Start of MATERIALS PROVIDED

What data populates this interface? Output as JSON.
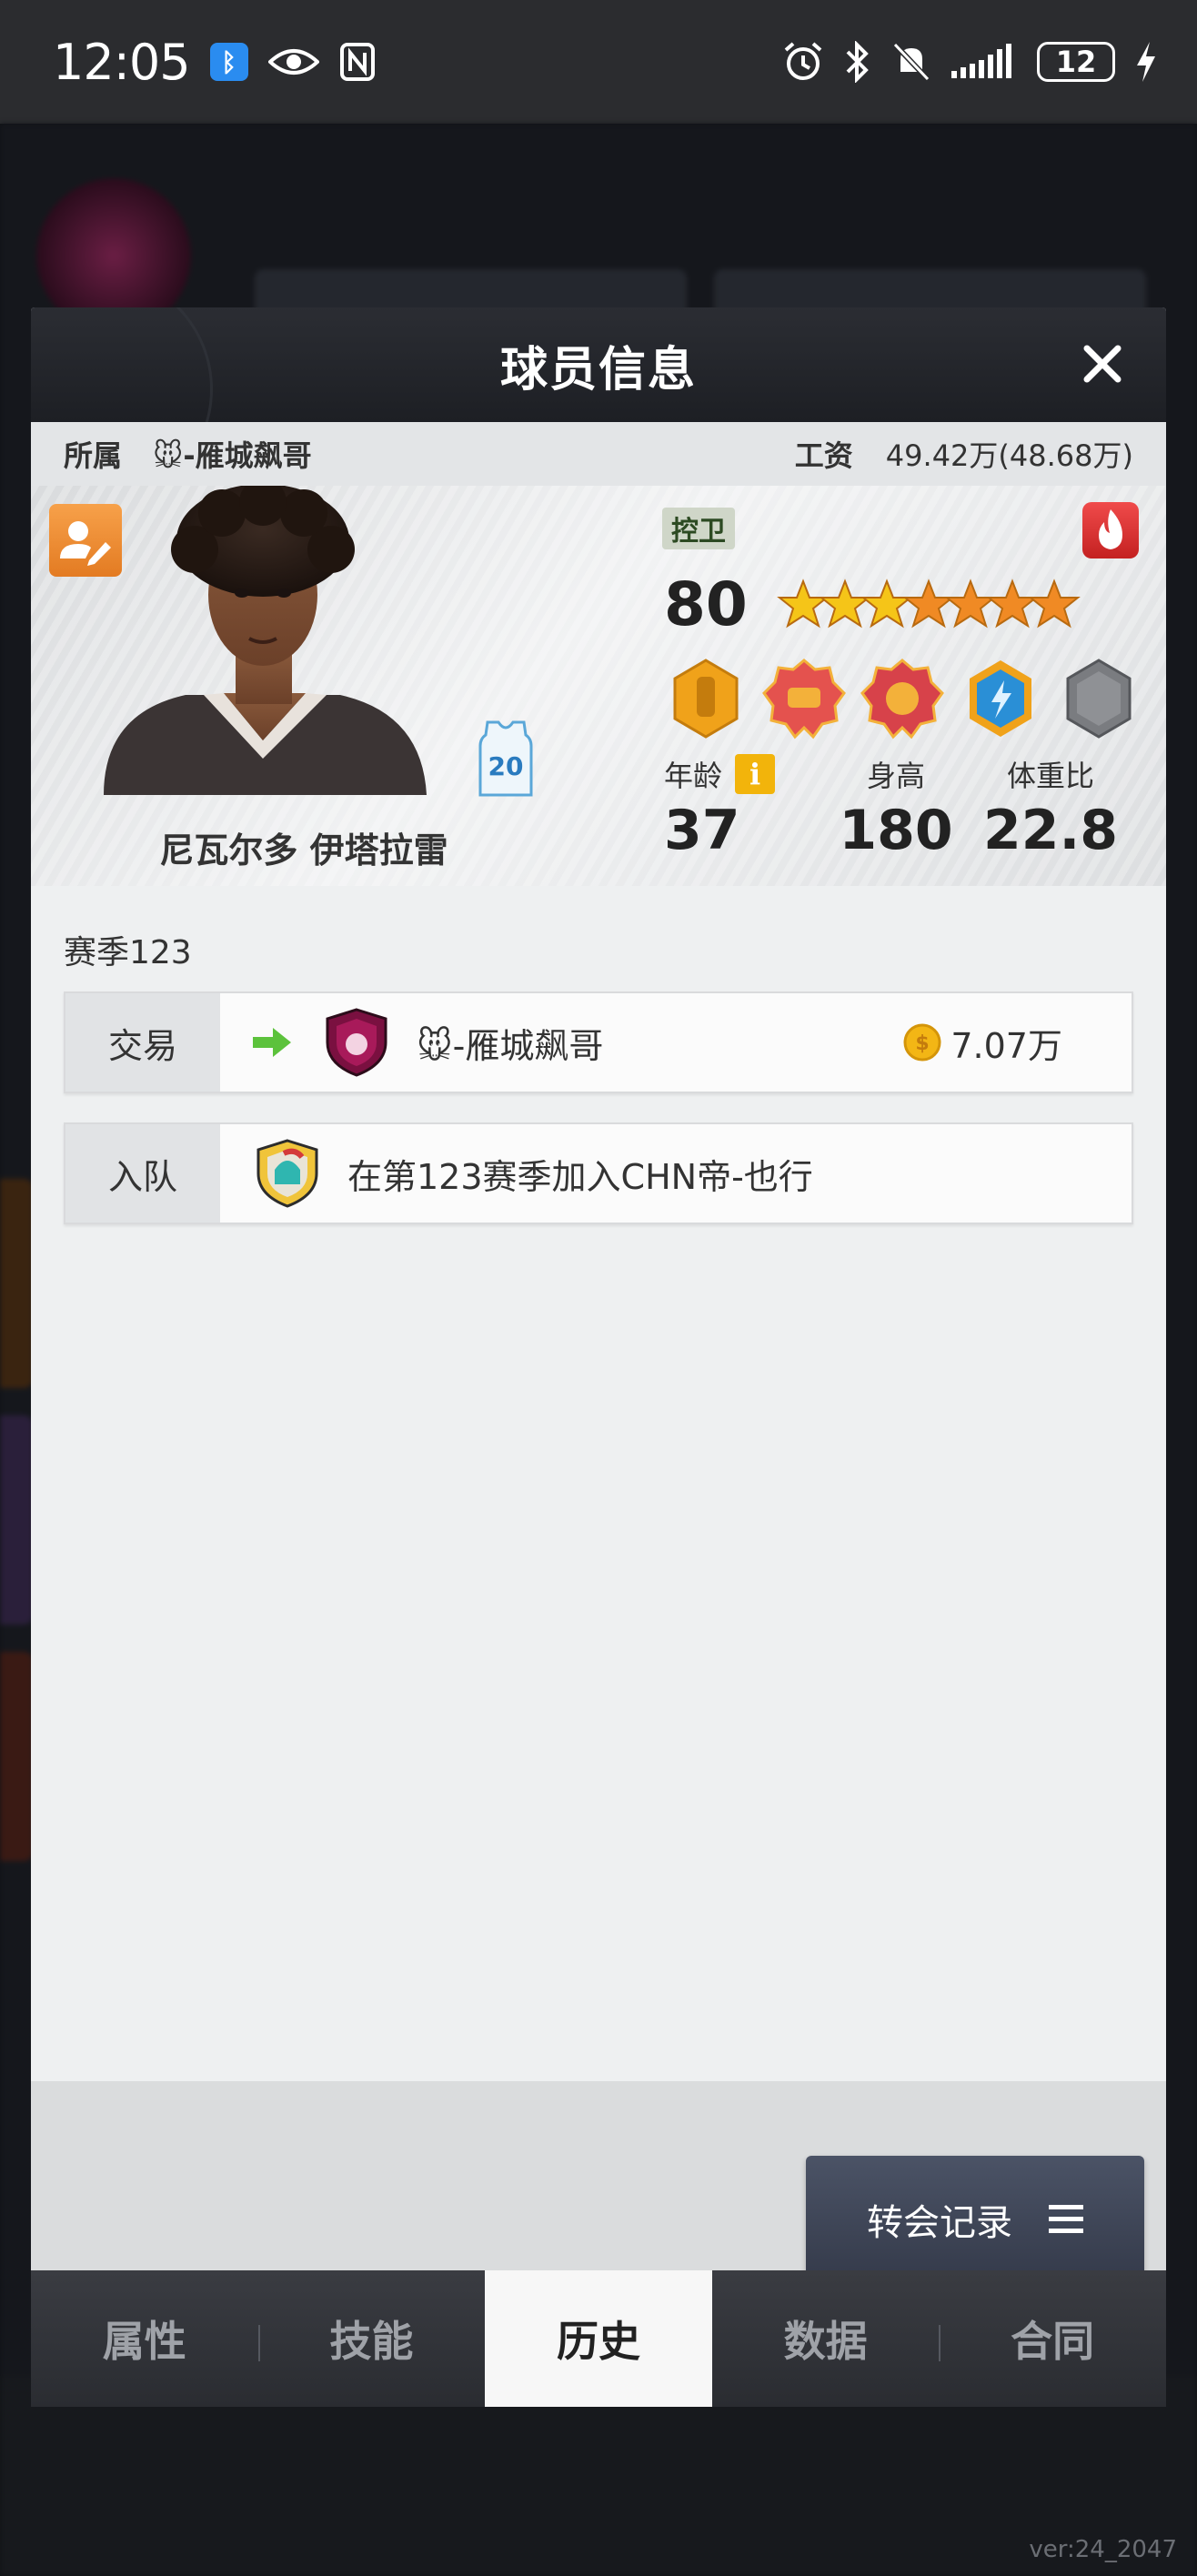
{
  "status_bar": {
    "time": "12:05",
    "battery": "12",
    "icons": [
      "bluetooth-app-icon",
      "eye-icon",
      "nfc-icon",
      "alarm-icon",
      "bluetooth-icon",
      "mute-icon",
      "signal-icon",
      "battery-icon",
      "charging-icon"
    ]
  },
  "modal": {
    "title": "球员信息",
    "team_label": "所属",
    "team_name": "🐭-雁城飙哥",
    "salary_label": "工资",
    "salary_value": "49.42万(48.68万)"
  },
  "player": {
    "name": "尼瓦尔多 伊塔拉雷",
    "jersey_number": "20",
    "position": "控卫",
    "rating": "80",
    "stars_total": 7,
    "stars_gold": 3,
    "attributes": {
      "age_label": "年龄",
      "age": "37",
      "height_label": "身高",
      "height": "180",
      "weight_ratio_label": "体重比",
      "weight_ratio": "22.8"
    },
    "info_icon": "i"
  },
  "history": {
    "season_label": "赛季123",
    "rows": [
      {
        "type": "交易",
        "team": "🐭-雁城飙哥",
        "amount": "7.07万"
      },
      {
        "type": "入队",
        "text": "在第123赛季加入CHN帝-也行"
      }
    ]
  },
  "transfer_button": {
    "label": "转会记录"
  },
  "tabs": [
    {
      "label": "属性"
    },
    {
      "label": "技能"
    },
    {
      "label": "历史"
    },
    {
      "label": "数据"
    },
    {
      "label": "合同"
    }
  ],
  "version": "ver:24_2047",
  "colors": {
    "header_dark": "#1d1f24",
    "accent_orange": "#e37b22",
    "accent_red": "#c42121",
    "star_gold": "#f5c518",
    "star_orange": "#f08a24",
    "button_dark": "#343a4a"
  }
}
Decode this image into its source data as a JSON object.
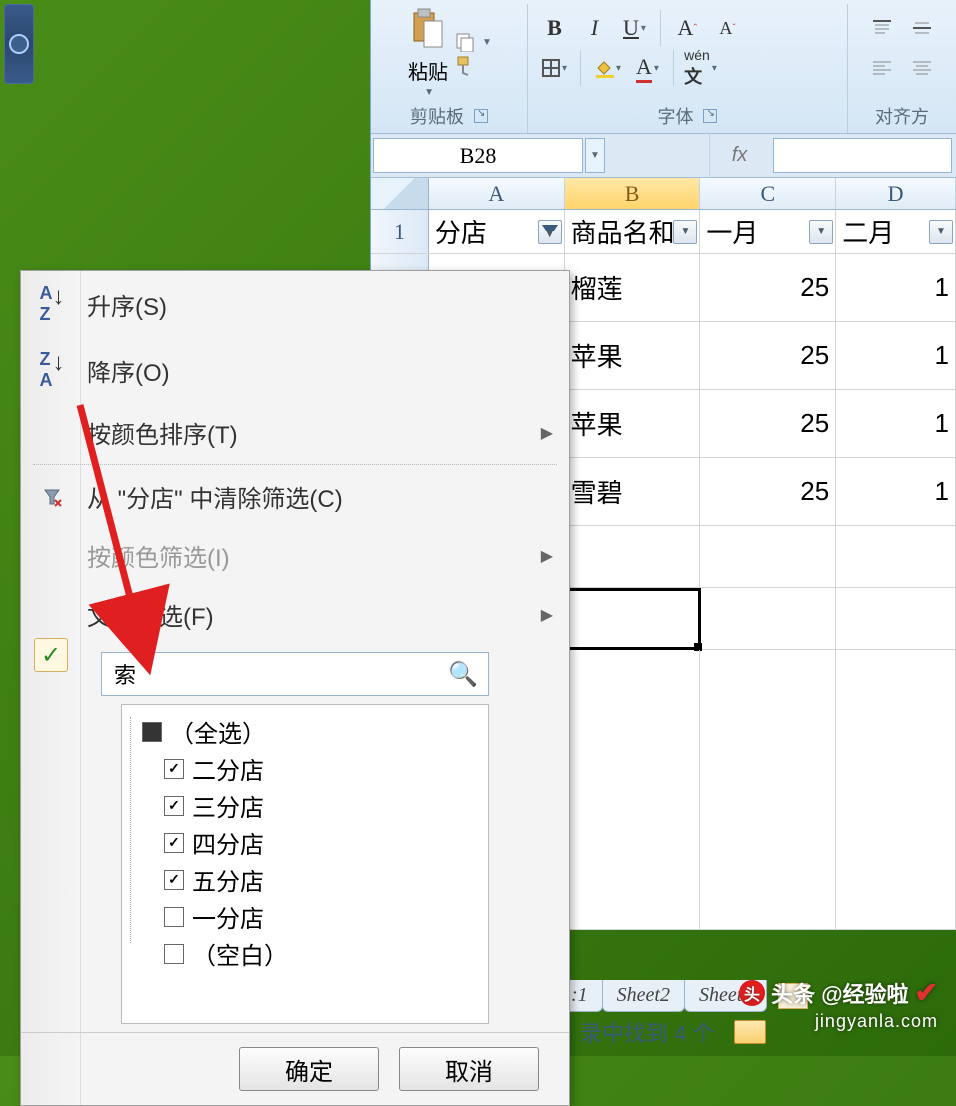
{
  "ribbon": {
    "paste_label": "粘贴",
    "clipboard_group": "剪贴板",
    "font_group": "字体",
    "align_group": "对齐方"
  },
  "formula": {
    "name_box": "B28",
    "fx": "fx"
  },
  "columns": [
    "A",
    "B",
    "C",
    "D"
  ],
  "header_row_num": "1",
  "headers": {
    "a": "分店",
    "b": "商品名和",
    "c": "一月",
    "d": "二月"
  },
  "rows": [
    {
      "b": "榴莲",
      "c": "25",
      "d": "1"
    },
    {
      "b": "苹果",
      "c": "25",
      "d": "1"
    },
    {
      "b": "苹果",
      "c": "25",
      "d": "1"
    },
    {
      "b": "雪碧",
      "c": "25",
      "d": "1"
    }
  ],
  "filter_menu": {
    "sort_asc": "升序(S)",
    "sort_desc": "降序(O)",
    "sort_by_color": "按颜色排序(T)",
    "clear_filter": "从 \"分店\" 中清除筛选(C)",
    "filter_by_color": "按颜色筛选(I)",
    "text_filter": "文本筛选(F)",
    "search_placeholder": "索",
    "select_all": "（全选）",
    "options": [
      {
        "label": "二分店",
        "checked": true
      },
      {
        "label": "三分店",
        "checked": true
      },
      {
        "label": "四分店",
        "checked": true
      },
      {
        "label": "五分店",
        "checked": true
      },
      {
        "label": "一分店",
        "checked": false
      },
      {
        "label": "（空白）",
        "checked": false
      }
    ],
    "ok": "确定",
    "cancel": "取消"
  },
  "sheets": {
    "s1_partial": ":1",
    "s2": "Sheet2",
    "s3": "Sheet3"
  },
  "status": "录中找到 4 个",
  "watermark": {
    "top": "头条 @经验啦",
    "bottom": "jingyanla.com"
  }
}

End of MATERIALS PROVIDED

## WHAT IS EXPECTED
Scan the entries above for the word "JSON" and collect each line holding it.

## ANSWER TO THIS TASK
What data populates this interface? Output as JSON.
Decode this image into its source data as a JSON object.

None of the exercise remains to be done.